The minister, who met the global CEOs of retailers such as Walmart, Tesco and Carrefour on the sidelines of the World Economic Forum meeting here, said the government would take a decision in due course. In the meantime, the retail chains should invest in back-end infrastructure, he said.
"I told them that every investment is an act of trust. Believe in India and you will not go wrong. They should continue investment in back-end infrastructure. I obviously can't discuss our policy decisions with them. I can only say 'count on us'," he said.
Multi-brand, he said, can only come when back-end infrastructure is created, as that is where the farmer will get remunerative prices at the door step. In addition, tens of millions of jobs will be created. "You cannot say that I will have a front-end in the absence of back-end infrastructure," Sharma said.
Pointing out that he could not set any timeline for a decision on allowing FDI in multi-brand retail, Sharma said such decisions took time in a democracy as the government had to take everyone on board.
In July last year, the government had floated a discussion paper on liberalising the politically-sensitive multi-brand retail. The sector, employing over 33 million people, is dominated by mom-and-pop stores.
The paper said India was losing agri products, fruit and vegetables to the tune of Rs 1 lakh crore annually. It said establishment of cold chains and back-end
Though the minister said the global CEOs were quite receptive to his comments, it might not be the case. Just two days ago, Walmart International President and CEO Doug McMillon said the Indian government's concerns over allowing FDI in multi-brand retail were misplaced.
McMillion gave the example of Mexico, which allowed FDI in multi-brand retail in 1991 after an intense debate on whether the move would ruin local retailers.
"Even now, half the market in Mexico is controlled by local mom-and-pop stores," he said, adding: "The lesson I can draw is, don't be obsessive about looking after the interests of retailers".
Walmart operates in Mexico under the Bodega Aurrera brand.
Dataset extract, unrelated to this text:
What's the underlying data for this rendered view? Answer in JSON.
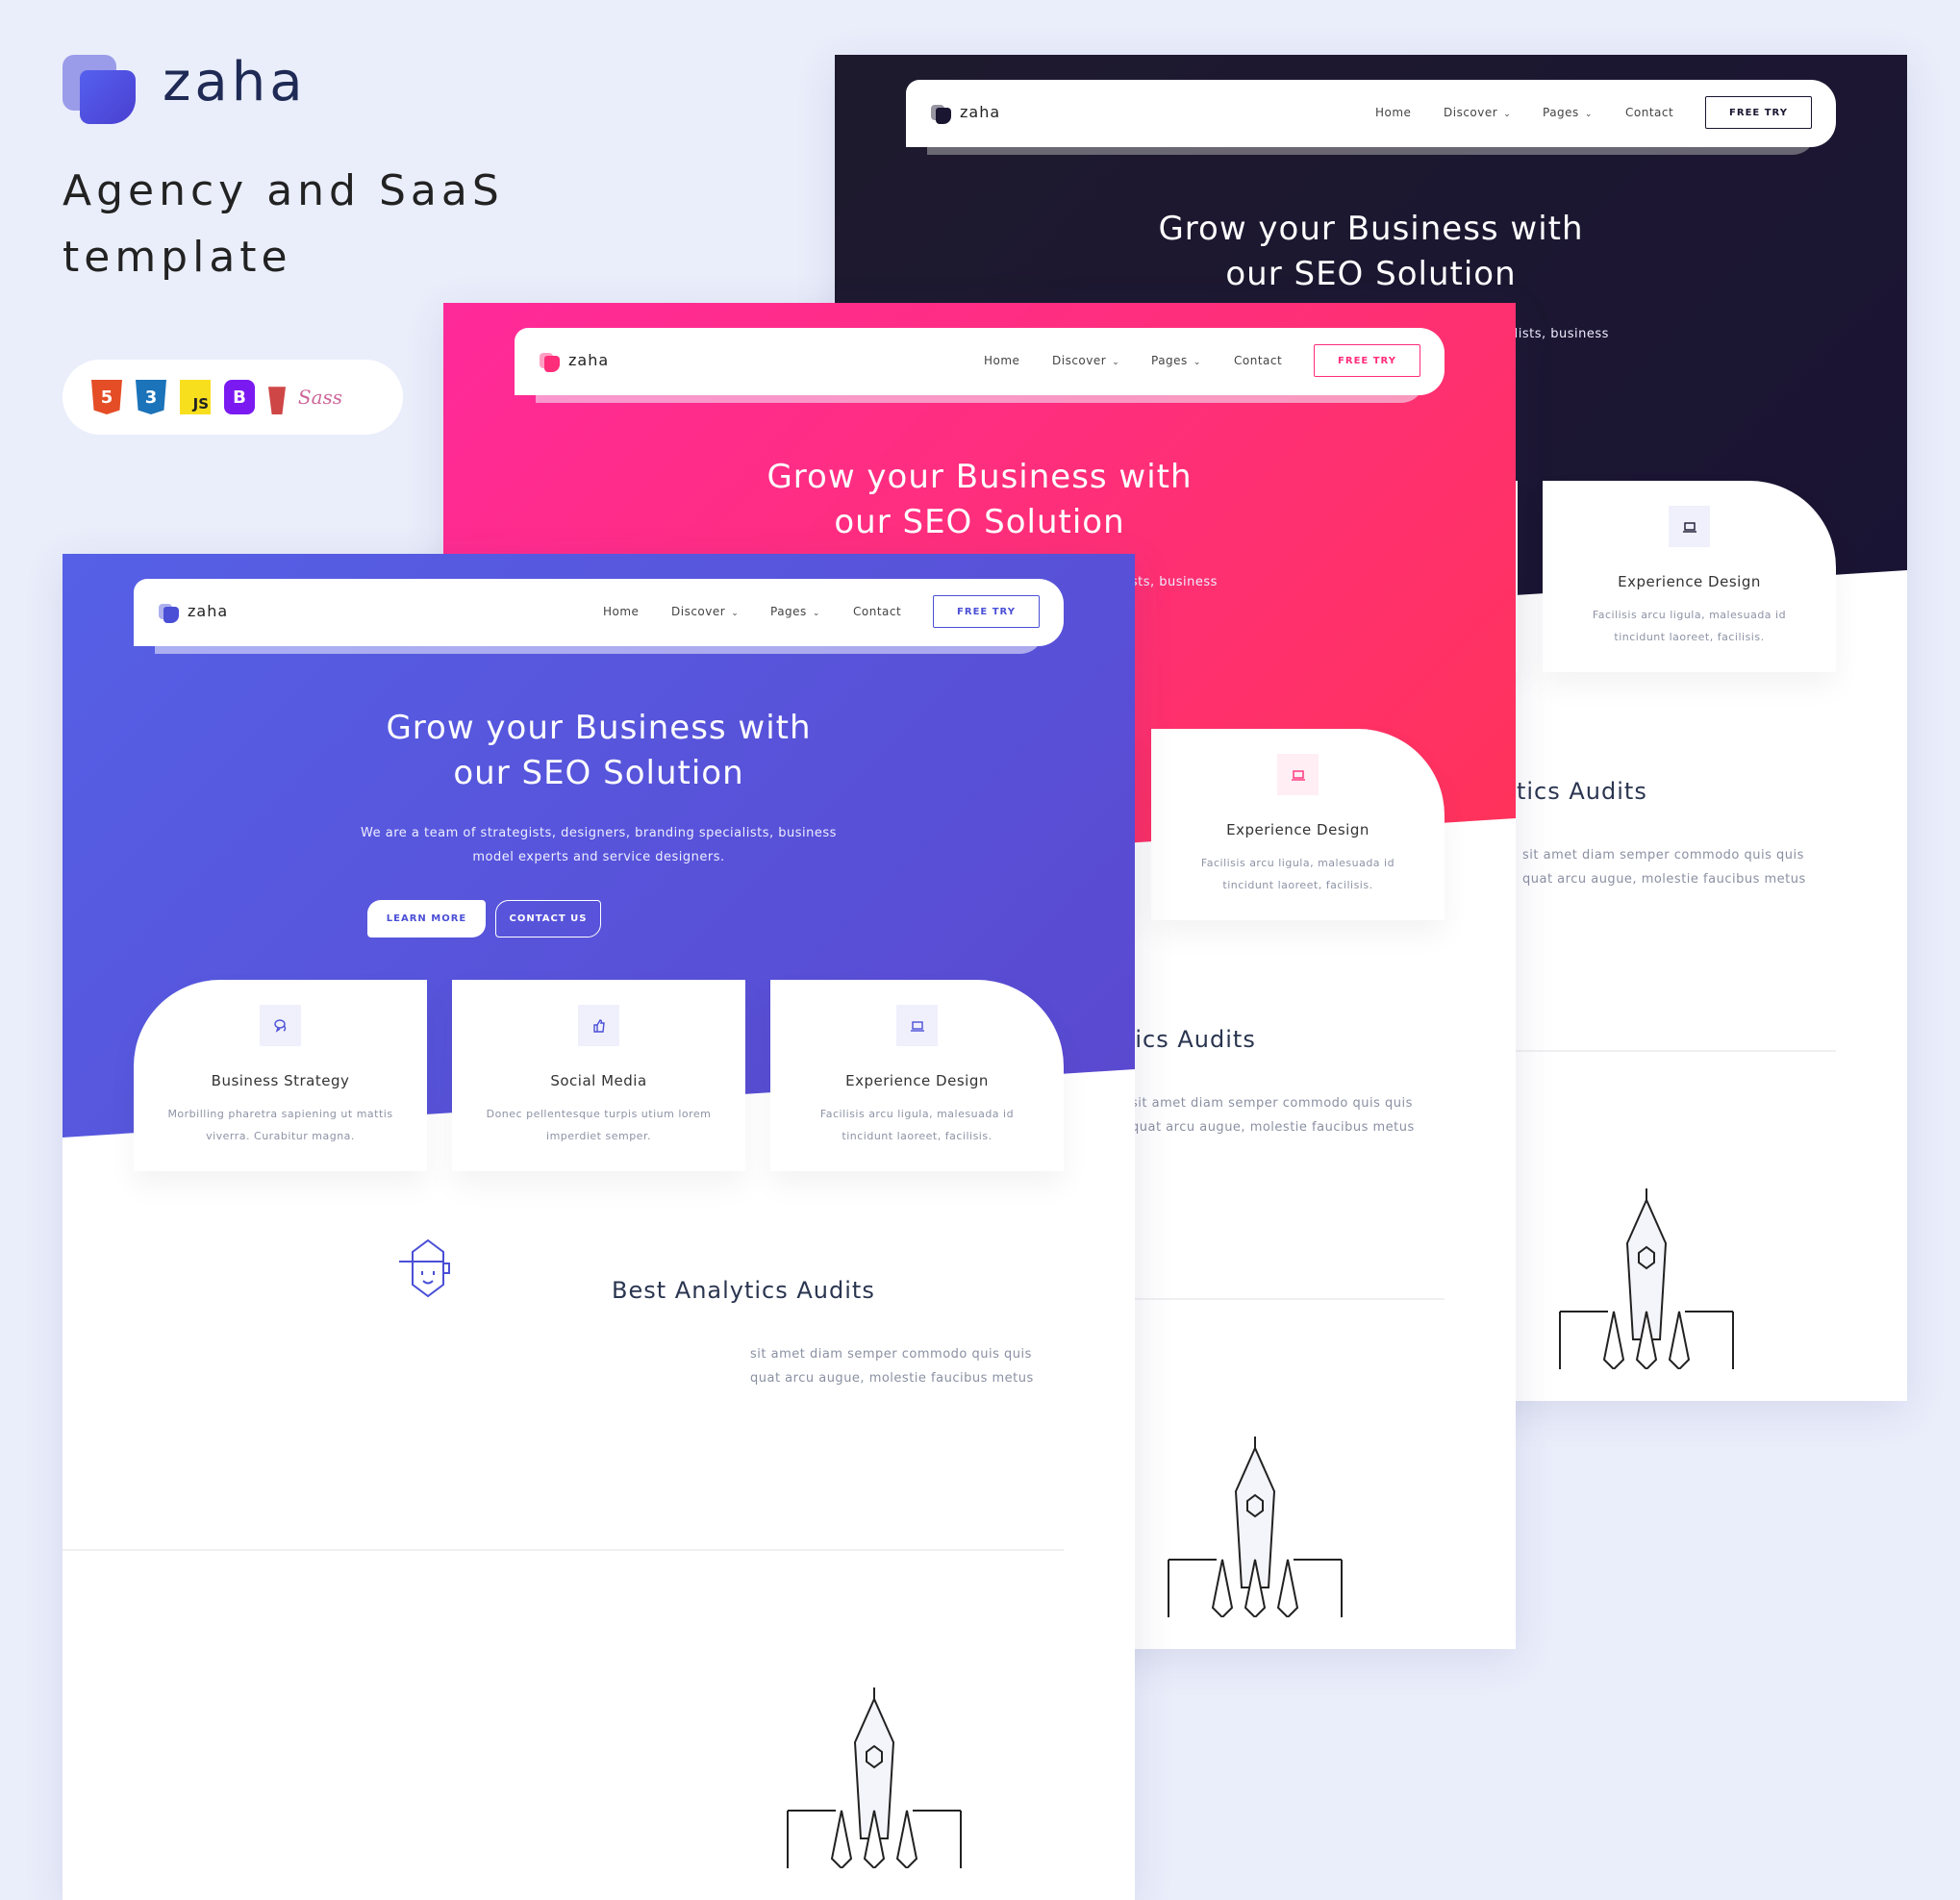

The global head of the world's largest retail chain said the retail chain's pitch was simple.
Allow Walmart to invest in more stores and make more profits, so that it can plough money back into India's food supply and cold storage infrastructure, which, in turn, can help the retail chain keep prices of essential consumer products low.
The government allows 100 per cent FDI in single-brand retail and 51 per cent in cash-and-carry stores.